▼▼▼

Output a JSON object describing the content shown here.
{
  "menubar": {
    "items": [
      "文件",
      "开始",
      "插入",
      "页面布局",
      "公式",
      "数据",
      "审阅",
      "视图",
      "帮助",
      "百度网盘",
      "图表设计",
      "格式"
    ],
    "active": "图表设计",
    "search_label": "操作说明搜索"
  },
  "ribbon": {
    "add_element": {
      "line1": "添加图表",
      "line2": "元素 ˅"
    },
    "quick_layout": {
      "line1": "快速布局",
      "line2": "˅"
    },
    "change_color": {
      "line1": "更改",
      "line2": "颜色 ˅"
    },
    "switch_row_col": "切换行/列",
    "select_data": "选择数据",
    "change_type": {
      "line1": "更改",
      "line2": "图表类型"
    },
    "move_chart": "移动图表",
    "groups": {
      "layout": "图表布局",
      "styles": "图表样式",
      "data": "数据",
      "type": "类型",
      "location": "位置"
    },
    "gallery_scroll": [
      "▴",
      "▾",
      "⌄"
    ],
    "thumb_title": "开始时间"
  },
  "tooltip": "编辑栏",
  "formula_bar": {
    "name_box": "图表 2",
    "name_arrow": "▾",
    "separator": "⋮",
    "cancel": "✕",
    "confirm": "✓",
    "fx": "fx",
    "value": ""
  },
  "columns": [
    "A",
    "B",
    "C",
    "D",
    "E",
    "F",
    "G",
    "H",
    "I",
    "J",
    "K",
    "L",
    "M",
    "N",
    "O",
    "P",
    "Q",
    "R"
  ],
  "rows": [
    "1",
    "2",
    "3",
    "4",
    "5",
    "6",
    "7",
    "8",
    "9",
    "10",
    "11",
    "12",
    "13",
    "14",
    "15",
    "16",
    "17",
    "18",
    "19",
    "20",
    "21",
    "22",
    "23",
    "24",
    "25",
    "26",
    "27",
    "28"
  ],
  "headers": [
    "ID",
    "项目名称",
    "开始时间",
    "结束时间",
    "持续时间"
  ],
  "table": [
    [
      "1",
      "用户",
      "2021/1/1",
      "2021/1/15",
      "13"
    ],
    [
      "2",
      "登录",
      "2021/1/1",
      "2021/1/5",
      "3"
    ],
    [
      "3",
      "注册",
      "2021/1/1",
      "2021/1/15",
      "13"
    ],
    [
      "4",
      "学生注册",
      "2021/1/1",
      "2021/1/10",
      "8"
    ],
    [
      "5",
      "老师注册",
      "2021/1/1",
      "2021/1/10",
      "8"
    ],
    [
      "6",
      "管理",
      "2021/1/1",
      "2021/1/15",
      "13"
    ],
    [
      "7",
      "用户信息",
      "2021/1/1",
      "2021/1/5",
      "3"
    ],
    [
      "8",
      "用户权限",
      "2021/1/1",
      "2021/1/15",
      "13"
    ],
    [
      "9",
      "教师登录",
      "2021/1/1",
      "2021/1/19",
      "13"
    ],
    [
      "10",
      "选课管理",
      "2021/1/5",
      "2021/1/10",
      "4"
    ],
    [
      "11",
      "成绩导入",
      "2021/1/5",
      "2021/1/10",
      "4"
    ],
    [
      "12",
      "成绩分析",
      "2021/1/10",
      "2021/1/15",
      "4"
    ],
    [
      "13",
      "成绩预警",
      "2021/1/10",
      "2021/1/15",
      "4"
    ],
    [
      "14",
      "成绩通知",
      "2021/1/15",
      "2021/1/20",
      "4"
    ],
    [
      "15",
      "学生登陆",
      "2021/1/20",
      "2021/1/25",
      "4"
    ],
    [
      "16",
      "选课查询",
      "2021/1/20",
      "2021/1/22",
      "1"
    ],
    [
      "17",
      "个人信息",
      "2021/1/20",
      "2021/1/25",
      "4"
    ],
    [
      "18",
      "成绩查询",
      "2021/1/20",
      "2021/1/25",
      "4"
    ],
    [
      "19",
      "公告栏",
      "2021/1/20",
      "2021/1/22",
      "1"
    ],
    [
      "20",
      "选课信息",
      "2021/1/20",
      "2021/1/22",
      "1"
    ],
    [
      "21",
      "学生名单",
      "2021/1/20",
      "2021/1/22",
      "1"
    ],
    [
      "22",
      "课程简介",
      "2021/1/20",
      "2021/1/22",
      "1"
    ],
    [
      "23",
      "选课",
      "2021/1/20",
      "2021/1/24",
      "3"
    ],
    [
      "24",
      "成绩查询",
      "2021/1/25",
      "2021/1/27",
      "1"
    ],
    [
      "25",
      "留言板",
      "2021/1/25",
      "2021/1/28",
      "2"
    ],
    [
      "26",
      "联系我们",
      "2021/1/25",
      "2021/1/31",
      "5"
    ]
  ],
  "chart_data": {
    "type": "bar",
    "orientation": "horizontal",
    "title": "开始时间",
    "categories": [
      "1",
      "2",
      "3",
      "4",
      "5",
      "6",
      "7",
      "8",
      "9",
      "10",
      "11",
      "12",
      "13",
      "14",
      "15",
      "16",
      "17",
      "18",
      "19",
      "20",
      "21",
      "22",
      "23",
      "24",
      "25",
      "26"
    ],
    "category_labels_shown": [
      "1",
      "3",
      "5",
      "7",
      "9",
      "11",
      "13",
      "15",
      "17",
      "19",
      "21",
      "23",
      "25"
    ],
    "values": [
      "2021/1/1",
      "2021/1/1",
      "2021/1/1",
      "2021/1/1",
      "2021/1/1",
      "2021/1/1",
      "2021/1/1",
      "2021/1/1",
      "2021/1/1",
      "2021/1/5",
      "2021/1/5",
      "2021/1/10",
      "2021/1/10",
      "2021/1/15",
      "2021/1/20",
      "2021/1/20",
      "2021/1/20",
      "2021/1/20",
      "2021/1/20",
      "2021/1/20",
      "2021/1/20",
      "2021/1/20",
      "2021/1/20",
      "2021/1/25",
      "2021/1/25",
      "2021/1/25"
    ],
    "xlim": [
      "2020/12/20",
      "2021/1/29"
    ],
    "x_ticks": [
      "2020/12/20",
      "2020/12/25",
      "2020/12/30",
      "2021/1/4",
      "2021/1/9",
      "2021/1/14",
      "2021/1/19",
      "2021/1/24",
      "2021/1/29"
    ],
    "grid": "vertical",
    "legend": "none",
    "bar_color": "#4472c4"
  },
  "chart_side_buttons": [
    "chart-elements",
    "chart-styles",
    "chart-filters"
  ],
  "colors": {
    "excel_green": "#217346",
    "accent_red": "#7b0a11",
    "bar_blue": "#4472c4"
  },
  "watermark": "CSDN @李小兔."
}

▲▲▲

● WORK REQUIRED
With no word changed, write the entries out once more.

● EXERCISE ANSWER
Output a JSON object describing the content shown here.
{
  "menubar": {
    "items": [
      "文件",
      "开始",
      "插入",
      "页面布局",
      "公式",
      "数据",
      "审阅",
      "视图",
      "帮助",
      "百度网盘",
      "图表设计",
      "格式"
    ],
    "active": "图表设计",
    "search_label": "操作说明搜索"
  },
  "ribbon": {
    "add_element": {
      "line1": "添加图表",
      "line2": "元素 ˅"
    },
    "quick_layout": {
      "line1": "快速布局",
      "line2": "˅"
    },
    "change_color": {
      "line1": "更改",
      "line2": "颜色 ˅"
    },
    "switch_row_col": "切换行/列",
    "select_data": "选择数据",
    "change_type": {
      "line1": "更改",
      "line2": "图表类型"
    },
    "move_chart": "移动图表",
    "groups": {
      "layout": "图表布局",
      "styles": "图表样式",
      "data": "数据",
      "type": "类型",
      "location": "位置"
    },
    "gallery_scroll": [
      "▴",
      "▾",
      "⌄"
    ],
    "thumb_title": "开始时间"
  },
  "tooltip": "编辑栏",
  "formula_bar": {
    "name_box": "图表 2",
    "name_arrow": "▾",
    "separator": "⋮",
    "cancel": "✕",
    "confirm": "✓",
    "fx": "fx",
    "value": ""
  },
  "columns": [
    "A",
    "B",
    "C",
    "D",
    "E",
    "F",
    "G",
    "H",
    "I",
    "J",
    "K",
    "L",
    "M",
    "N",
    "O",
    "P",
    "Q",
    "R"
  ],
  "rows": [
    "1",
    "2",
    "3",
    "4",
    "5",
    "6",
    "7",
    "8",
    "9",
    "10",
    "11",
    "12",
    "13",
    "14",
    "15",
    "16",
    "17",
    "18",
    "19",
    "20",
    "21",
    "22",
    "23",
    "24",
    "25",
    "26",
    "27",
    "28"
  ],
  "headers": [
    "ID",
    "项目名称",
    "开始时间",
    "结束时间",
    "持续时间"
  ],
  "table": [
    [
      "1",
      "用户",
      "2021/1/1",
      "2021/1/15",
      "13"
    ],
    [
      "2",
      "登录",
      "2021/1/1",
      "2021/1/5",
      "3"
    ],
    [
      "3",
      "注册",
      "2021/1/1",
      "2021/1/15",
      "13"
    ],
    [
      "4",
      "学生注册",
      "2021/1/1",
      "2021/1/10",
      "8"
    ],
    [
      "5",
      "老师注册",
      "2021/1/1",
      "2021/1/10",
      "8"
    ],
    [
      "6",
      "管理",
      "2021/1/1",
      "2021/1/15",
      "13"
    ],
    [
      "7",
      "用户信息",
      "2021/1/1",
      "2021/1/5",
      "3"
    ],
    [
      "8",
      "用户权限",
      "2021/1/1",
      "2021/1/15",
      "13"
    ],
    [
      "9",
      "教师登录",
      "2021/1/1",
      "2021/1/19",
      "13"
    ],
    [
      "10",
      "选课管理",
      "2021/1/5",
      "2021/1/10",
      "4"
    ],
    [
      "11",
      "成绩导入",
      "2021/1/5",
      "2021/1/10",
      "4"
    ],
    [
      "12",
      "成绩分析",
      "2021/1/10",
      "2021/1/15",
      "4"
    ],
    [
      "13",
      "成绩预警",
      "2021/1/10",
      "2021/1/15",
      "4"
    ],
    [
      "14",
      "成绩通知",
      "2021/1/15",
      "2021/1/20",
      "4"
    ],
    [
      "15",
      "学生登陆",
      "2021/1/20",
      "2021/1/25",
      "4"
    ],
    [
      "16",
      "选课查询",
      "2021/1/20",
      "2021/1/22",
      "1"
    ],
    [
      "17",
      "个人信息",
      "2021/1/20",
      "2021/1/25",
      "4"
    ],
    [
      "18",
      "成绩查询",
      "2021/1/20",
      "2021/1/25",
      "4"
    ],
    [
      "19",
      "公告栏",
      "2021/1/20",
      "2021/1/22",
      "1"
    ],
    [
      "20",
      "选课信息",
      "2021/1/20",
      "2021/1/22",
      "1"
    ],
    [
      "21",
      "学生名单",
      "2021/1/20",
      "2021/1/22",
      "1"
    ],
    [
      "22",
      "课程简介",
      "2021/1/20",
      "2021/1/22",
      "1"
    ],
    [
      "23",
      "选课",
      "2021/1/20",
      "2021/1/24",
      "3"
    ],
    [
      "24",
      "成绩查询",
      "2021/1/25",
      "2021/1/27",
      "1"
    ],
    [
      "25",
      "留言板",
      "2021/1/25",
      "2021/1/28",
      "2"
    ],
    [
      "26",
      "联系我们",
      "2021/1/25",
      "2021/1/31",
      "5"
    ]
  ],
  "chart_data": {
    "type": "bar",
    "orientation": "horizontal",
    "title": "开始时间",
    "categories": [
      "1",
      "2",
      "3",
      "4",
      "5",
      "6",
      "7",
      "8",
      "9",
      "10",
      "11",
      "12",
      "13",
      "14",
      "15",
      "16",
      "17",
      "18",
      "19",
      "20",
      "21",
      "22",
      "23",
      "24",
      "25",
      "26"
    ],
    "category_labels_shown": [
      "1",
      "3",
      "5",
      "7",
      "9",
      "11",
      "13",
      "15",
      "17",
      "19",
      "21",
      "23",
      "25"
    ],
    "values": [
      "2021/1/1",
      "2021/1/1",
      "2021/1/1",
      "2021/1/1",
      "2021/1/1",
      "2021/1/1",
      "2021/1/1",
      "2021/1/1",
      "2021/1/1",
      "2021/1/5",
      "2021/1/5",
      "2021/1/10",
      "2021/1/10",
      "2021/1/15",
      "2021/1/20",
      "2021/1/20",
      "2021/1/20",
      "2021/1/20",
      "2021/1/20",
      "2021/1/20",
      "2021/1/20",
      "2021/1/20",
      "2021/1/20",
      "2021/1/25",
      "2021/1/25",
      "2021/1/25"
    ],
    "xlim": [
      "2020/12/20",
      "2021/1/29"
    ],
    "x_ticks": [
      "2020/12/20",
      "2020/12/25",
      "2020/12/30",
      "2021/1/4",
      "2021/1/9",
      "2021/1/14",
      "2021/1/19",
      "2021/1/24",
      "2021/1/29"
    ],
    "grid": "vertical",
    "legend": "none",
    "bar_color": "#4472c4"
  },
  "chart_side_buttons": [
    "chart-elements",
    "chart-styles",
    "chart-filters"
  ],
  "colors": {
    "excel_green": "#217346",
    "accent_red": "#7b0a11",
    "bar_blue": "#4472c4"
  },
  "watermark": "CSDN @李小兔."
}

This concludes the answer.